In the wake of David Beckham’s successful introduction to life at Paris Saint-Germain, Manchester United star Wayne Rooney was linked with a potential move to the French capital last week by The Times.
The French giants’ hierarchy are reportedly keen to pair him with talisman Zlatan Ibrahimovic for next season, and the England international now looks to be headed towards the Old Trafford exit, according to BBC Sport.
Rooney, despite scoring 13 goals so far this season, has been put in the shade somewhat by Robin Van Persie’s arrival at the club. But there is no guarantee he would fit into this PSG side if he did move to the capital.
Not least without a few changes on and off the pitch at the Parc des Princes.
Speculation continues regarding the future of the mercurial Swede who has been linked with a move to former club Juventus most recently by Sky Sports. But his supreme strike rate of 26 goals in 33 appearances so far this season is surely too important to pass up.
Particularly in favour of a player who, in recent seasons, has not scaled the same heights as Ibra’s prolific scoring exploits.
Instead, the capital club would more likely jettison unsettled playmaker Javier Pastore, who has failed to adapt to the team since his big-money move from Palermo two seasons ago.
The Argentine international tried talking his way into a move to AC Milan late last year but his recent performances on the pitch are improved from his early season form. However, he is still struggling to live up to his princely price tag and even costlier salary.
Ibrahimovic is a player who has divided opinion wherever he has gone, so for him to be experiencing such criticism is normal. Those “hecklers,” as coach Carlo Ancelotti branded the fans critical of his performances, need a reality check.
Twenty-six goals in 33 appearances in your first season in a new league, a new country and essentially a brand new team, is a sensational achievement for any striker. Would Rooney realistically fare better than the former AC Milan man?
The criticisms of the Swede that he is too dominant over the team’s style of play, whilst understandable, do not mean that it is actually his fault.
Ibra was bought in to score goals, and he has done that. The problem is that the team, until recently, have not had anyone else able to score goals when he has been unavailable.
Again that is not his fault.
The team has become too comfortable relying on Ibrahimovic’s presence and lethal instincts in front of goal, and substituted for Rooney, the team would arguably struggle more.
Both Rooney and Ibra are similar in that they like to search for the ball and drop back into midfield at times, at least in recent seasons. So an effective partnership between the two appears unlikely on recent form.
PSG also have Lucas Moura, who can play a similar role to Rooney when paired with the Swede, and his presence through the middle in his current form would arguably benefit Ancelotti’s side more.

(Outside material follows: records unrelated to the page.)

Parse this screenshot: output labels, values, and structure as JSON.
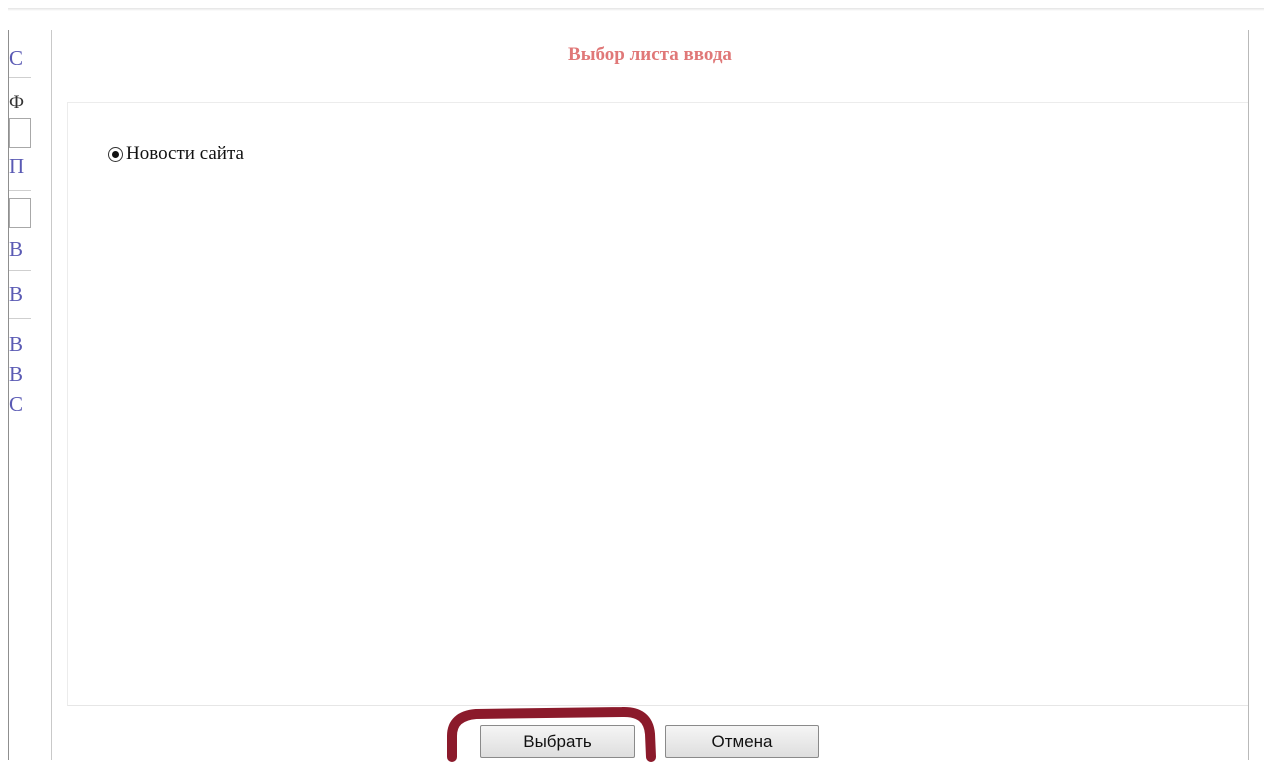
{
  "dialog": {
    "title": "Выбор листа ввода",
    "options": [
      {
        "label": "Новости сайта",
        "selected": true
      }
    ],
    "buttons": {
      "select_label": "Выбрать",
      "cancel_label": "Отмена"
    }
  },
  "background_page": {
    "partial_letters": [
      "C",
      "Ф",
      "П",
      "В",
      "В",
      "В",
      "В",
      "С"
    ]
  },
  "colors": {
    "title": "#e07878",
    "link": "#5a5ab4",
    "annotation": "#8b1a2b"
  }
}
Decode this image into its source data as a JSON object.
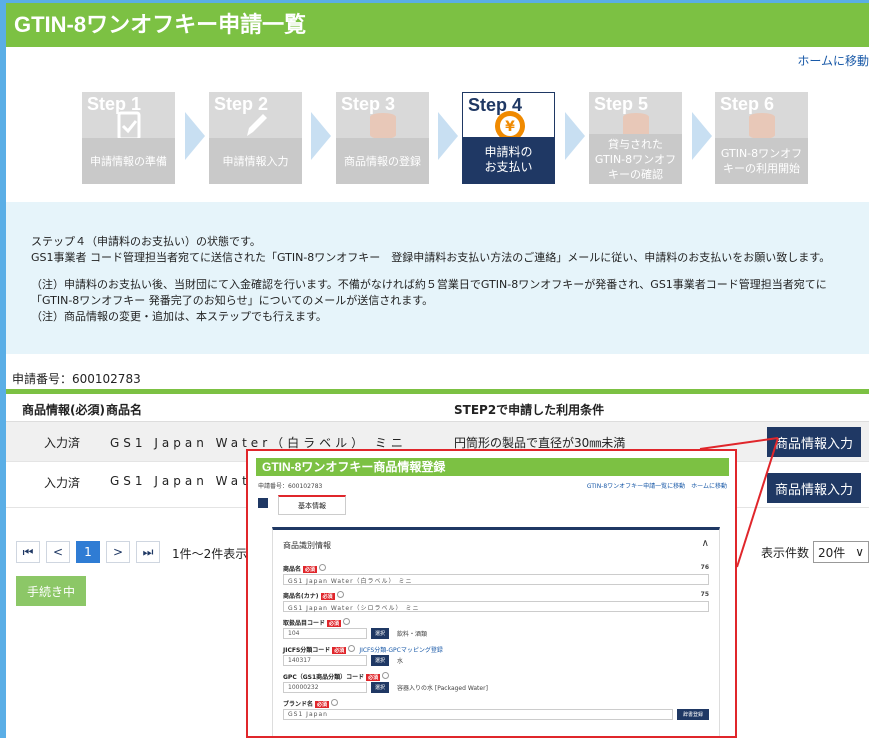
{
  "header": {
    "title": "GTIN-8ワンオフキー申請一覧",
    "home_link": "ホームに移動"
  },
  "steps": [
    {
      "num": "Step 1",
      "label": "申請情報の準備",
      "icon": "clipboard-check-icon"
    },
    {
      "num": "Step 2",
      "label": "申請情報入力",
      "icon": "pencil-icon"
    },
    {
      "num": "Step 3",
      "label": "商品情報の登録",
      "icon": "can-icon"
    },
    {
      "num": "Step 4",
      "label": "申請料の\nお支払い",
      "icon": "yen-icon",
      "active": true
    },
    {
      "num": "Step 5",
      "label": "貸与された\nGTIN-8ワンオフ\nキーの確認",
      "icon": "can-icon"
    },
    {
      "num": "Step 6",
      "label": "GTIN-8ワンオフ\nキーの利用開始",
      "icon": "can-icon"
    }
  ],
  "info": {
    "line1": "ステップ４（申請料のお支払い）の状態です。",
    "line2": "GS1事業者 コード管理担当者宛てに送信された「GTIN-8ワンオフキー　登録申請料お支払い方法のご連絡」メールに従い、申請料のお支払いをお願い致します。",
    "note1": "（注）申請料のお支払い後、当財団にて入金確認を行います。不備がなければ約５営業日でGTIN-8ワンオフキーが発番され、GS1事業者コード管理担当者宛てに「GTIN-8ワンオフキー 発番完了のお知らせ」についてのメールが送信されます。",
    "note2": "（注）商品情報の変更・追加は、本ステップでも行えます。"
  },
  "application_number": "申請番号：600102783",
  "table": {
    "headers": [
      "商品情報(必須)",
      "商品名",
      "STEP2で申請した利用条件"
    ],
    "rows": [
      {
        "status": "入力済",
        "name": "GS1 Japan Water（白ラベル） ミニ",
        "condition": "円筒形の製品で直径が30㎜未満",
        "button": "商品情報入力"
      },
      {
        "status": "入力済",
        "name": "GS1 Japan Wat",
        "condition": "",
        "button": "商品情報入力"
      }
    ]
  },
  "pager": {
    "first": "⏮",
    "prev": "<",
    "current": "1",
    "next": ">",
    "last": "⏭",
    "info": "1件～2件表示/2"
  },
  "display_count": {
    "label": "表示件数",
    "value": "20件"
  },
  "process_button": "手続き中",
  "overlay": {
    "title": "GTIN-8ワンオフキー商品情報登録",
    "app_no": "申請番号：600102783",
    "links": "GTIN-8ワンオフキー申請一覧に移動　ホームに移動",
    "tab": "基本情報",
    "section": "商品識別情報",
    "required": "必須",
    "select": "選択",
    "fields": {
      "name_label": "商品名",
      "name_value": "GS1 Japan Water（白ラベル） ミニ",
      "name_count": "76",
      "kana_label": "商品名(カナ)",
      "kana_value": "GS1 Japan Water（シロラベル） ミニ",
      "kana_count": "75",
      "cat_label": "取扱品目コード",
      "cat_value": "104",
      "cat_desc": "飲料・酒類",
      "jicfs_label": "JICFS分類コード",
      "jicfs_link": "JICFS分類-GPCマッピング登録",
      "jicfs_value": "140317",
      "jicfs_desc": "水",
      "gpc_label": "GPC（GS1商品分類）コード",
      "gpc_value": "10000232",
      "gpc_desc": "容器入りの水 [Packaged Water]",
      "brand_label": "ブランド名",
      "brand_value": "GS1 Japan",
      "brand_btn": "辞書登録"
    }
  }
}
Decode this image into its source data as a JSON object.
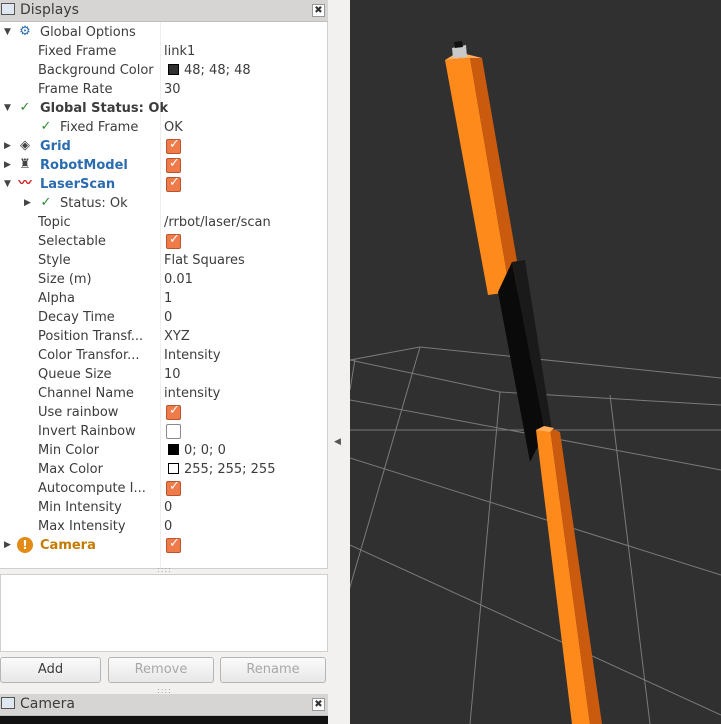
{
  "displays_panel": {
    "title": "Displays",
    "close_glyph": "✖",
    "rows": [
      {
        "name": "Global Options",
        "value": "",
        "kind": "group"
      },
      {
        "name": "Fixed Frame",
        "value": "link1"
      },
      {
        "name": "Background Color",
        "value": "48; 48; 48",
        "swatch": "#303030"
      },
      {
        "name": "Frame Rate",
        "value": "30"
      },
      {
        "name": "Global Status: Ok",
        "value": "",
        "kind": "status"
      },
      {
        "name": "Fixed Frame",
        "value": "OK"
      },
      {
        "name": "Grid",
        "value": ""
      },
      {
        "name": "RobotModel",
        "value": ""
      },
      {
        "name": "LaserScan",
        "value": ""
      },
      {
        "name": "Status: Ok",
        "value": ""
      },
      {
        "name": "Topic",
        "value": "/rrbot/laser/scan"
      },
      {
        "name": "Selectable",
        "value": ""
      },
      {
        "name": "Style",
        "value": "Flat Squares"
      },
      {
        "name": "Size (m)",
        "value": "0.01"
      },
      {
        "name": "Alpha",
        "value": "1"
      },
      {
        "name": "Decay Time",
        "value": "0"
      },
      {
        "name": "Position Transf...",
        "value": "XYZ"
      },
      {
        "name": "Color Transfor...",
        "value": "Intensity"
      },
      {
        "name": "Queue Size",
        "value": "10"
      },
      {
        "name": "Channel Name",
        "value": "intensity"
      },
      {
        "name": "Use rainbow",
        "value": ""
      },
      {
        "name": "Invert Rainbow",
        "value": ""
      },
      {
        "name": "Min Color",
        "value": "0; 0; 0",
        "swatch": "#000000"
      },
      {
        "name": "Max Color",
        "value": "255; 255; 255",
        "swatch": "#ffffff"
      },
      {
        "name": "Autocompute I...",
        "value": ""
      },
      {
        "name": "Min Intensity",
        "value": "0"
      },
      {
        "name": "Max Intensity",
        "value": "0"
      },
      {
        "name": "Camera",
        "value": ""
      }
    ],
    "checkboxes": {
      "grid": true,
      "robotmodel": true,
      "laserscan": true,
      "selectable": true,
      "use_rainbow": true,
      "invert_rainbow": false,
      "autocompute": true,
      "camera": true
    }
  },
  "buttons": {
    "add": "Add",
    "remove": "Remove",
    "rename": "Rename"
  },
  "camera_panel": {
    "title": "Camera",
    "close_glyph": "✖"
  },
  "colors": {
    "background": "#303030",
    "link_orange": "#ff8a1c",
    "link_orange_dark": "#c95a0e",
    "accent_blue": "#2b6cb0",
    "checkbox_orange": "#ef7a4a"
  }
}
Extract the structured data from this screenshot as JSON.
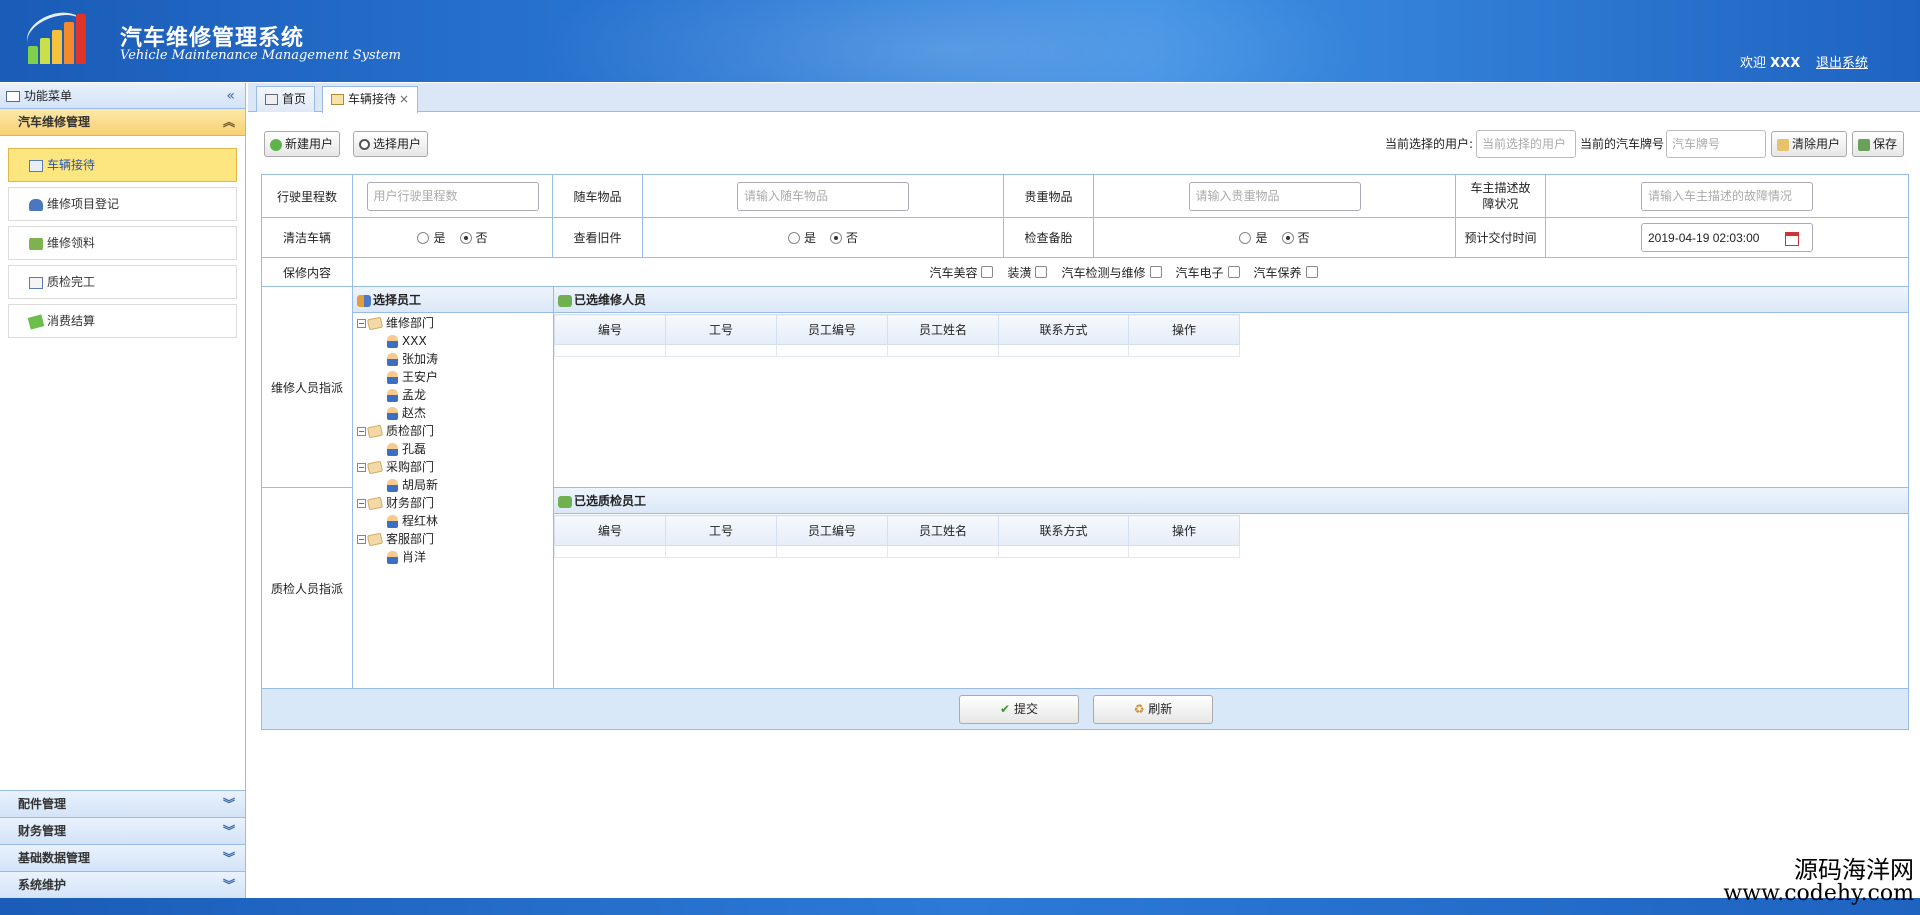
{
  "header": {
    "title_cn": "汽车维修管理系统",
    "title_en": "Vehicle Maintenance Management System",
    "welcome_prefix": "欢迎",
    "username": "XXX",
    "logout": "退出系统"
  },
  "sidebar": {
    "header": "功能菜单",
    "open_section": "汽车维修管理",
    "items": [
      {
        "label": "车辆接待"
      },
      {
        "label": "维修项目登记"
      },
      {
        "label": "维修领料"
      },
      {
        "label": "质检完工"
      },
      {
        "label": "消费结算"
      }
    ],
    "sections": [
      "配件管理",
      "财务管理",
      "基础数据管理",
      "系统维护"
    ]
  },
  "tabs": [
    {
      "label": "首页"
    },
    {
      "label": "车辆接待",
      "close": "×"
    }
  ],
  "toolbar": {
    "new_user": "新建用户",
    "select_user": "选择用户",
    "current_user_label": "当前选择的用户:",
    "current_user_placeholder": "当前选择的用户",
    "plate_label": "当前的汽车牌号",
    "plate_placeholder": "汽车牌号",
    "clear_user": "清除用户",
    "save": "保存"
  },
  "form": {
    "mileage_label": "行驶里程数",
    "mileage_placeholder": "用户行驶里程数",
    "carry_label": "随车物品",
    "carry_placeholder": "请输入随车物品",
    "valuables_label": "贵重物品",
    "valuables_placeholder": "请输入贵重物品",
    "fault_label": "车主描述故障状况",
    "fault_placeholder": "请输入车主描述的故障情况",
    "wash_label": "清洁车辆",
    "oldparts_label": "查看旧件",
    "spare_label": "检查备胎",
    "yes": "是",
    "no": "否",
    "delivery_label": "预计交付时间",
    "delivery_value": "2019-04-19 02:03:00",
    "service_label": "保修内容",
    "service_options": [
      "汽车美容",
      "装潢",
      "汽车检测与维修",
      "汽车电子",
      "汽车保养"
    ],
    "repair_assign_label": "维修人员指派",
    "qc_assign_label": "质检人员指派"
  },
  "tree": {
    "title": "选择员工",
    "departments": [
      {
        "name": "维修部门",
        "members": [
          "XXX",
          "张加涛",
          "王安户",
          "孟龙",
          "赵杰"
        ]
      },
      {
        "name": "质检部门",
        "members": [
          "孔磊"
        ]
      },
      {
        "name": "采购部门",
        "members": [
          "胡局新"
        ]
      },
      {
        "name": "财务部门",
        "members": [
          "程红林"
        ]
      },
      {
        "name": "客服部门",
        "members": [
          "肖洋"
        ]
      }
    ]
  },
  "repair_panel": {
    "title": "已选维修人员",
    "columns": [
      "编号",
      "工号",
      "员工编号",
      "员工姓名",
      "联系方式",
      "操作"
    ]
  },
  "qc_panel": {
    "title": "已选质检员工",
    "columns": [
      "编号",
      "工号",
      "员工编号",
      "员工姓名",
      "联系方式",
      "操作"
    ]
  },
  "actions": {
    "submit": "提交",
    "refresh": "刷新"
  },
  "watermark": {
    "line1": "源码海洋网",
    "line2": "www.codehy.com"
  },
  "colors": {
    "header": "#2c7ad6",
    "border": "#99bbe8",
    "active_menu": "#fde680"
  }
}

Rooney is not likely to settle for a starting berth out wide and a front pairing of Moura, and the 27-year-old lacks the same physical presence that Ibra brings. Rooney’s potential role as a focal point of the team is also questionable given his tendency to drop back—the same problem that has led to the criticism of Ibrahimovic.
Instead, it appears that the best solution for PSG would be to buy an out-and-out goalscorer in the mould of a Falcao or an Edinson Cavani, playing Ibrahimovic, or Rooney, in a more withdrawn role.
In his current form, both in terms of his goal tally and creativity, there is no question that Ibra is the better candidate for that role.
But much depends on his happiness at the club and his willingness to share the limelight with another big-name goalscorer who would likely significantly decrease the Swede’s impressive scoring figures next season.
A PSG attacking unit of Ibrahimovic playing behind another predator with Ezequiel Lavezzi and Moura providing the ammunition from the wings would be a frightening proposition.
Add to that a midfield marshalled by Blaise Matuidi, possibly with the withdrawn creativity of Pastore but more likely with the added insurance of a Thiago Motta or Clement Chantome, and it paints a tantalising picture.
It could easily be the same but with Rooney in place of Ibrahimovic. However, it seems likely that for both to play in the same side, Pastore and Beckham would be the obvious players to make way in the current side.
Pastore is on thin ice in terms of his compatibility, but Beckham stands no chance of prolonging his stay in Paris if Rooney arrives. The Englishman faces an uphill task anyway as another summer of heavy spending, potentially including his compatriot Rooney, beckons.
Above all, though, the team needs another out-and-out striker to go alongside Ibrahimovic.
A Falcao, Cavani or perhaps a Gonzalo Higuain would bring the best out of the Swede’s dual functionality as a scorer and provider, whilst quelling the team’s need to solely rely on Ibra to win matches.
For that reason alone, strikers in that bracket should be closer to the top of the club’s wish list than Rooney.